ACTION ITEM => Among the records below, find each line that includes the string "time" and copy it.

··· SOURCE MATERIAL

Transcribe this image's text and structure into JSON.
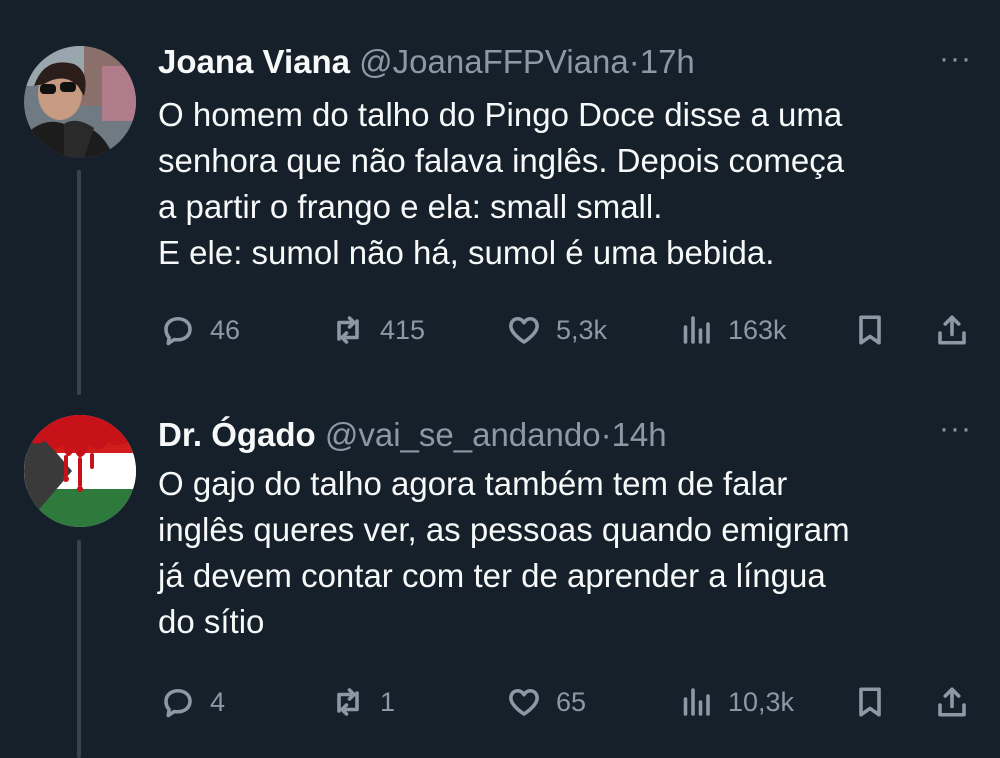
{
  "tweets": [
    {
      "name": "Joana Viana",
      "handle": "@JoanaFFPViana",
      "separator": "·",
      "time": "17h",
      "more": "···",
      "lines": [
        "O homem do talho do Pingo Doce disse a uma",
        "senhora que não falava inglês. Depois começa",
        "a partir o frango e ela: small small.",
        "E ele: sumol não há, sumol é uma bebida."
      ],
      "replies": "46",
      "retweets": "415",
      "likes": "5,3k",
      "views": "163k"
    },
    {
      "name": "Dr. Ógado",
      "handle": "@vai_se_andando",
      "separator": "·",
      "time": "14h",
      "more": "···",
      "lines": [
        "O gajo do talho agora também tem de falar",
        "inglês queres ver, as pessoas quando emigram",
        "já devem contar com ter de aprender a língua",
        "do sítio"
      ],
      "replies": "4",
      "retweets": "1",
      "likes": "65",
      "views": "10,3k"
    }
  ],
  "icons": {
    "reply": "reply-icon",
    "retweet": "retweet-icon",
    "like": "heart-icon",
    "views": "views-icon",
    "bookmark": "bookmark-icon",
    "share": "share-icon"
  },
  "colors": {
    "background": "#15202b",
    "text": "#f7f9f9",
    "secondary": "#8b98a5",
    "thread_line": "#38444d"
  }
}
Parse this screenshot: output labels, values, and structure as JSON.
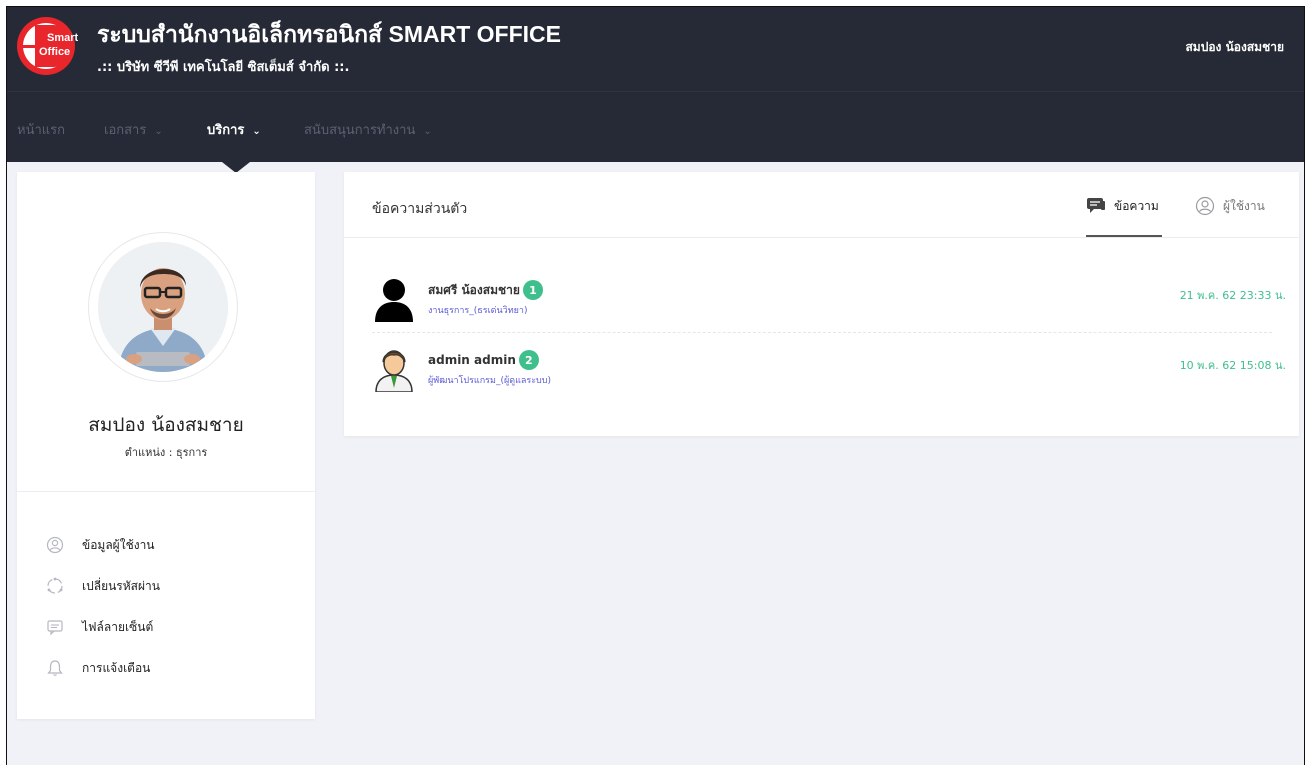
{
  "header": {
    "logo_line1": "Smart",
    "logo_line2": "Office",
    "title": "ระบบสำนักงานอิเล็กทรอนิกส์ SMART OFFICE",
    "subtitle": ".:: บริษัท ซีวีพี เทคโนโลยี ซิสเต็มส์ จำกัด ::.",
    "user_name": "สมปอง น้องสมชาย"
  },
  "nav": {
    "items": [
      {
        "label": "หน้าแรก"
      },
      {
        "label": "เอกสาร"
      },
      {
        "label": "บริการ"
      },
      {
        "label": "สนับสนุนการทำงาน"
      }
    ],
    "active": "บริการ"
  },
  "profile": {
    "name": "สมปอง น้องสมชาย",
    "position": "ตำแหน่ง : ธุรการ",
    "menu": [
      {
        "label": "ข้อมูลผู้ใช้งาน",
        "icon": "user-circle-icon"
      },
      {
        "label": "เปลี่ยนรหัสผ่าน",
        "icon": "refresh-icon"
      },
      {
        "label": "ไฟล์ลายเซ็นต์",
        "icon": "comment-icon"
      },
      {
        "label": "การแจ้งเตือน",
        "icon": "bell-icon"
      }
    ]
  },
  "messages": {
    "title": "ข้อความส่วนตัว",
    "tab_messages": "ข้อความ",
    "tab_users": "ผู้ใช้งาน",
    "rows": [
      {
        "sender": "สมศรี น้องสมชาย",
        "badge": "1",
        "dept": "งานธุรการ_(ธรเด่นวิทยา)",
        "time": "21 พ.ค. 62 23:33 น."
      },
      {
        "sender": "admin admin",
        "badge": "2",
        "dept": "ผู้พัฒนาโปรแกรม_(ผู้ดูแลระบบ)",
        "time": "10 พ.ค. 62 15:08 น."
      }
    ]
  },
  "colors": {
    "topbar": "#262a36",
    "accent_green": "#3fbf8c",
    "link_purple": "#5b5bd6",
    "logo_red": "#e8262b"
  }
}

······
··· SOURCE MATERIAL

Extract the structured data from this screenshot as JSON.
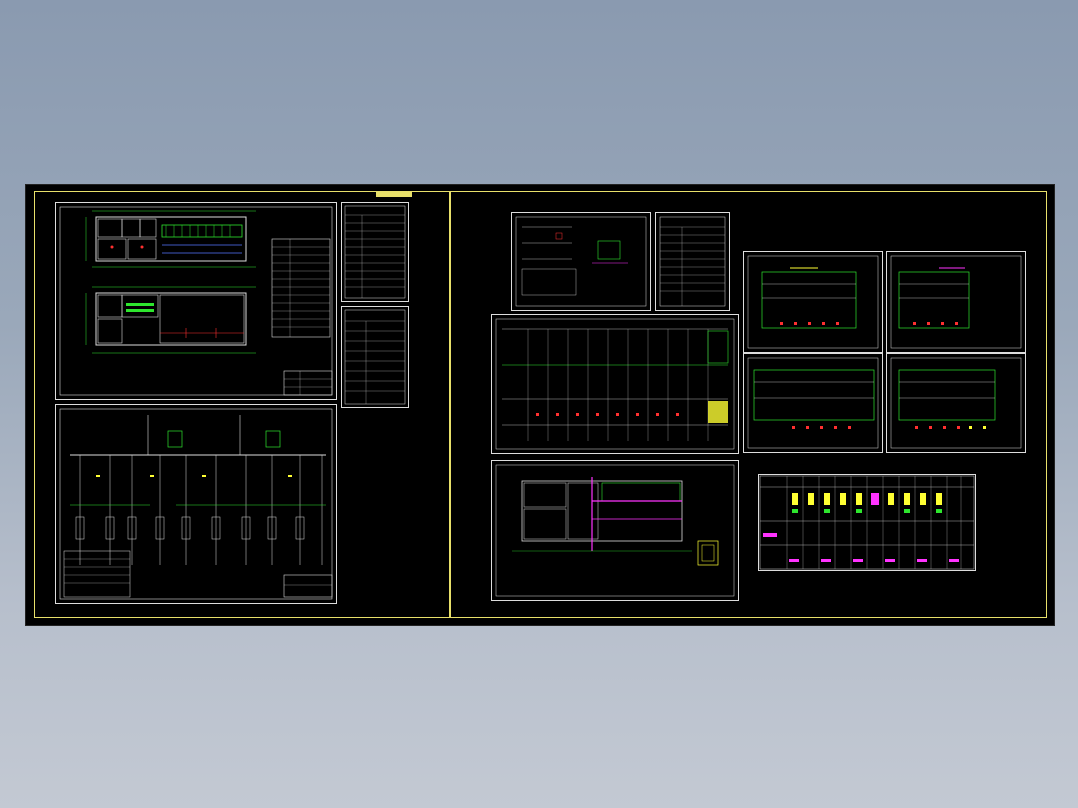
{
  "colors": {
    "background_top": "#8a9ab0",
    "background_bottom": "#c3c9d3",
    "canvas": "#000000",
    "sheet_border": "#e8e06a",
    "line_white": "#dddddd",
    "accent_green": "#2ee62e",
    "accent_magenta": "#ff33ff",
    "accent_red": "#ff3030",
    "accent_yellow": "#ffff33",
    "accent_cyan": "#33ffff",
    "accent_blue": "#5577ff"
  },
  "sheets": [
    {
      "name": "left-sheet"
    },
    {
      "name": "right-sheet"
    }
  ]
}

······
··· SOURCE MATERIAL

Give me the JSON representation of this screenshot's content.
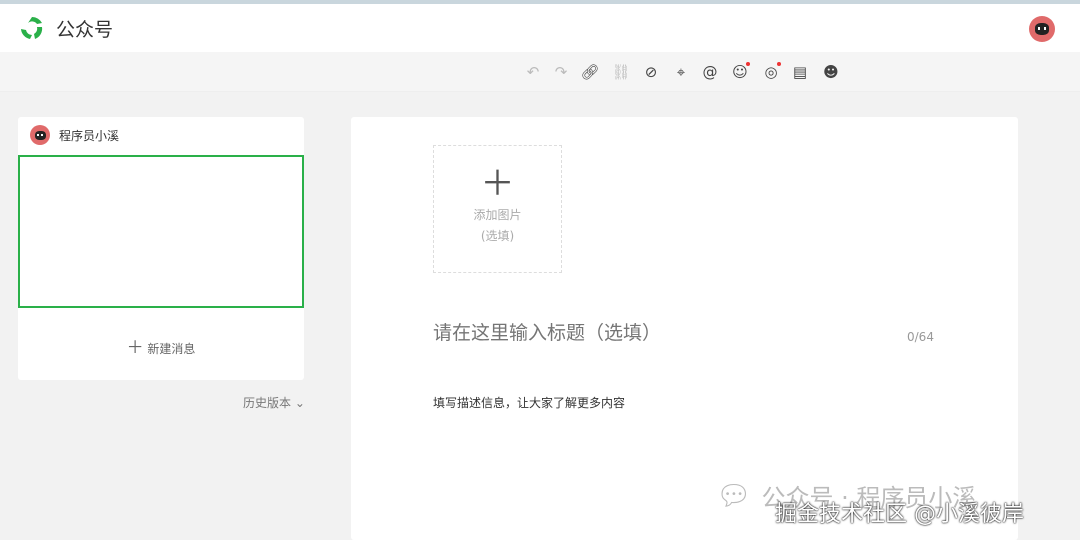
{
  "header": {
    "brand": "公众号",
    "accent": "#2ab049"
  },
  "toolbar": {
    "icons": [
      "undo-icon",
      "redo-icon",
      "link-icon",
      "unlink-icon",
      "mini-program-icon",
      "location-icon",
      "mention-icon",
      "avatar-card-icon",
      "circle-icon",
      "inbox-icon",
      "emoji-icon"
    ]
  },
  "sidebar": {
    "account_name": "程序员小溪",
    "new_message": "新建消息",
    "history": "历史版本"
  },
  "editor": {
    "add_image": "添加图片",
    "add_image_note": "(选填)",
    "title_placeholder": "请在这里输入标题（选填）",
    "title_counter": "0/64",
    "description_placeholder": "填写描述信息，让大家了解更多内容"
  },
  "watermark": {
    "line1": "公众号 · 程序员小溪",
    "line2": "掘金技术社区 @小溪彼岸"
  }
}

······

EXERCISE ANSWER =>
      "time": "17h",
      "time": "14h",
        "time": "21 พ.ค. 62 23:33 น."
        "time": "10 พ.ค. 62 15:08 น."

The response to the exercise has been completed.